Hardie Grant Egmont
Copy courtesy of Celine
Daisy Appleby has just died for the fifth time and has now been revived as Daisy West. Daisy is a test subject for a government program running experiments on a drug known as Revive which has the power to bring people back from the dead.
When Daisy was 4 she was in a bus accident along with 20 other people, mostly young children. They were used as subjects for Revive and most of them have gone on to be relocated under new names and are continually monitored and studied by their handlers. Daisy lives with Mason and Cassie, two government workers who pose as her parents. Although she was only supposed to have died once, Daisy has been Revived several more times, the most recently after an anaphylactic reaction to a bee sting. Each time she is Revived, Daisy and her ‘parents’ are forced to relocate towns and assume a new last name. Just in case anyone ever sees her after she is supposed to be dead.
Daisy has never cared about moving before, but as Daisy West in Omaha Nebraska, she makes her first real friend Audrey and crushes on a cute boy in her English class who just happens to be Audrey’s brother. It also seems that he returns her feelings and Daisy finds herself becoming attached to her new home, her new school and her new friends and lifestyle. This is dangerous because they could be moved on at any moment by the person in charge of the program and Daisy is also faced with keeping her big secret from her best friend and her almost-boyfriend.
But then Daisy discovers a secret about the Revive program, something that makes her desperate to dig deeper and know more. Trouble is, someone doesn’t want her to find out and she might just pay with her life. Permanently this time.
I was a big fan of Cat Patrick’s debut novel Forgotten and I wanted to read this as soon as it came out but somehow I just never did. I ended up doing a bookswap with Celine from Forget Me Not – I sent her a copy of The Night Circus by Erin Morgenstern and she sent me a spare copy she had of this book. It sat on my shelf for a while, quite a long time actually but recently I was looking to take a little break from the review pile, which I try to do every now and then and read something that had been sitting on the shelf for quite a long time. I saw this and immediately picked it up. Funny how sometimes, the timing is just right.

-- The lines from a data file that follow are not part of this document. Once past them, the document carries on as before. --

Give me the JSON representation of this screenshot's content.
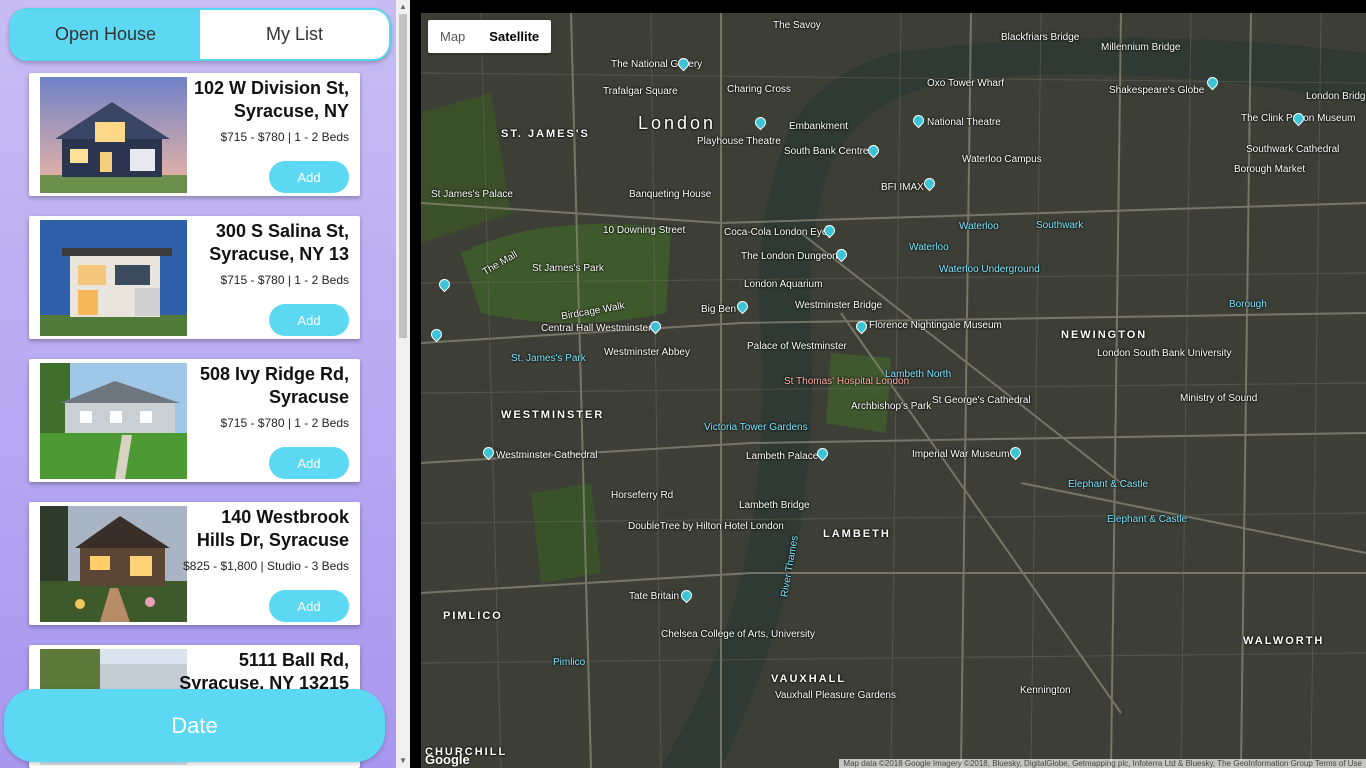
{
  "tabs": {
    "open_house": "Open House",
    "my_list": "My List"
  },
  "listings": [
    {
      "address": "102 W Division St, Syracuse, NY",
      "price": "$715 - $780 | 1 - 2 Beds",
      "add_label": "Add"
    },
    {
      "address": "300 S Salina St, Syracuse, NY 13",
      "price": "$715 - $780 | 1 - 2 Beds",
      "add_label": "Add"
    },
    {
      "address": "508 Ivy Ridge Rd, Syracuse",
      "price": "$715 - $780 | 1 - 2 Beds",
      "add_label": "Add"
    },
    {
      "address": "140 Westbrook Hills Dr, Syracuse",
      "price": "$825 - $1,800 | Studio - 3 Beds",
      "add_label": "Add"
    },
    {
      "address": "5111 Ball Rd, Syracuse, NY 13215",
      "price": "",
      "add_label": ""
    }
  ],
  "date_button": "Date",
  "map": {
    "type_map": "Map",
    "type_satellite": "Satellite",
    "selected": "Satellite",
    "google": "Google",
    "attribution": "Map data ©2018 Google Imagery ©2018, Bluesky, DigitalGlobe, Getmapping plc, Infoterra Ltd & Bluesky, The GeoInformation Group  Terms of Use",
    "labels": {
      "london": "London",
      "st_james": "ST. JAMES'S",
      "westminster": "WESTMINSTER",
      "lambeth": "LAMBETH",
      "newington": "NEWINGTON",
      "walworth": "WALWORTH",
      "pimlico": "PIMLICO",
      "vauxhall": "VAUXHALL",
      "churchill": "CHURCHILL",
      "national_gallery": "The National Gallery",
      "trafalgar": "Trafalgar Square",
      "charing_cross": "Charing Cross",
      "embankment": "Embankment",
      "savoy": "The Savoy",
      "blackfriars": "Blackfriars Bridge",
      "millennium": "Millennium Bridge",
      "oxo": "Oxo Tower Wharf",
      "shakespeare": "Shakespeare's Globe",
      "clink": "The Clink Prison Museum",
      "southwark_cathedral": "Southwark Cathedral",
      "borough_market": "Borough Market",
      "london_bridge": "London Bridge",
      "national_theatre": "National Theatre",
      "playhouse": "Playhouse Theatre",
      "south_bank": "South Bank Centre",
      "waterloo_campus": "Waterloo Campus",
      "bfi": "BFI IMAX",
      "banqueting": "Banqueting House",
      "st_james_palace": "St James's Palace",
      "downing": "10 Downing Street",
      "coca_cola": "Coca-Cola London Eye",
      "dungeon": "The London Dungeon",
      "aquarium": "London Aquarium",
      "big_ben": "Big Ben",
      "westminster_bridge": "Westminster Bridge",
      "florence": "Florence Nightingale Museum",
      "waterloo": "Waterloo",
      "southwark": "Southwark",
      "waterloo_underground": "Waterloo Underground",
      "st_james_park": "St. James's Park",
      "central_hall": "Central Hall Westminster",
      "westminster_abbey": "Westminster Abbey",
      "palace_westminster": "Palace of Westminster",
      "st_thomas": "St Thomas' Hospital London",
      "archbishop": "Archbishop's Park",
      "lambeth_north": "Lambeth North",
      "st_georges": "St George's Cathedral",
      "london_south_bank": "London South Bank University",
      "ministry_sound": "Ministry of Sound",
      "borough": "Borough",
      "victoria_tower": "Victoria Tower Gardens",
      "westminster_cathedral": "Westminster Cathedral",
      "lambeth_palace": "Lambeth Palace",
      "imperial_war": "Imperial War Museum",
      "elephant": "Elephant & Castle",
      "doubletree": "DoubleTree by Hilton Hotel London",
      "tate": "Tate Britain",
      "chelsea_college": "Chelsea College of Arts, University",
      "river_thames": "River Thames",
      "vauxhall_gardens": "Vauxhall Pleasure Gardens",
      "kennington": "Kennington",
      "pimlico_station": "Pimlico",
      "lambeth_bridge": "Lambeth Bridge",
      "horseferry": "Horseferry Rd",
      "st_james_park_label": "St James's Park",
      "the_mall": "The Mall",
      "birdcage": "Birdcage Walk"
    }
  }
}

Daisy has always lived her life not making connections. She’s raised by two employees who pose as her parents, but aren’t really, one of which more resembles a robot than an actual person. She makes no close friends, knowing she could be moving soon and that she can’t keep/maintain any friendships with someone after she has ‘died’. Although smart, easily keeping up with her classes despite her disrupted academic life, Daisy leads a very solitary, lonely existence but all that changes when she and her two handlers/’parents’ move to Omaha. She is immediately befriended by Audrey and catches the eye of Audrey’s brother. Despite the potential for awkward there, there isn’t any. The three can hang out comfortably and Daisy also spends time with each of them alone. When she learns something about her friend, Daisy is tempted for the first time ever to tell someone the real story of her past and the fact that she is participating in this clinical trial, for want of a better term and what Revived does. She wants to give Matt, Audrey’s brother, something of herself, to have no secrets and I fully understood that. Your first crush (your first love) is such a heady thing and there’s such a compulsion to share everything about yourself, no matter what. But at the same time she exposes herself to a lot of things as well: ridicule and alienation, should Matt not believe her, danger should anyone find out what she has done and manipulation by people who may want Revive.
I did have a few issues with this one – Matt believes her alarmingly easily, I would’ve expected a little more time spent by Daisy convincing him and then he also does exactly what I mentioned above and manipulates/emotionally blackmails her to steal him a vial of the drug so that he can use it on someone close to him. Despite what Daisy tells him, that it doesn’t work that way, it won’t cure that sort of thing, he still insists and gets incredibly mad at her when she doesn’t want to. I know that Matt isn’t acting or thinking rationally and that’s part of the conflict – he thinks Daisy has the answer and he won’t listen when she tells him that she doesn’t and he then accuses her of being selfish. He’s being a total dick but he is entitled to act that way, given what he’s going through. It did make it hard to accept the way that he kept treating Daisy though and the fact that she mostly just allowed it and and allowed him to manipulate her. They’d known each other such a short time and even though I know everything is heightened and intense when you’re a teen, it just felt a little wrong.
I think the science was a bit weak (non-existent) and I wrote that off as maybe Daisy not really knowing enough about it but her handler/father-figure Mason allowed her to ask questions and access files and be involved so maybe the author just chose not to focus on it, instead focusing on Daisy coming of age/growing up/etc. But that meant I did have questions that weren’t answered which is always a bit disappointing. Perhaps I was just expecting too much from this one.
Book #157 of 2013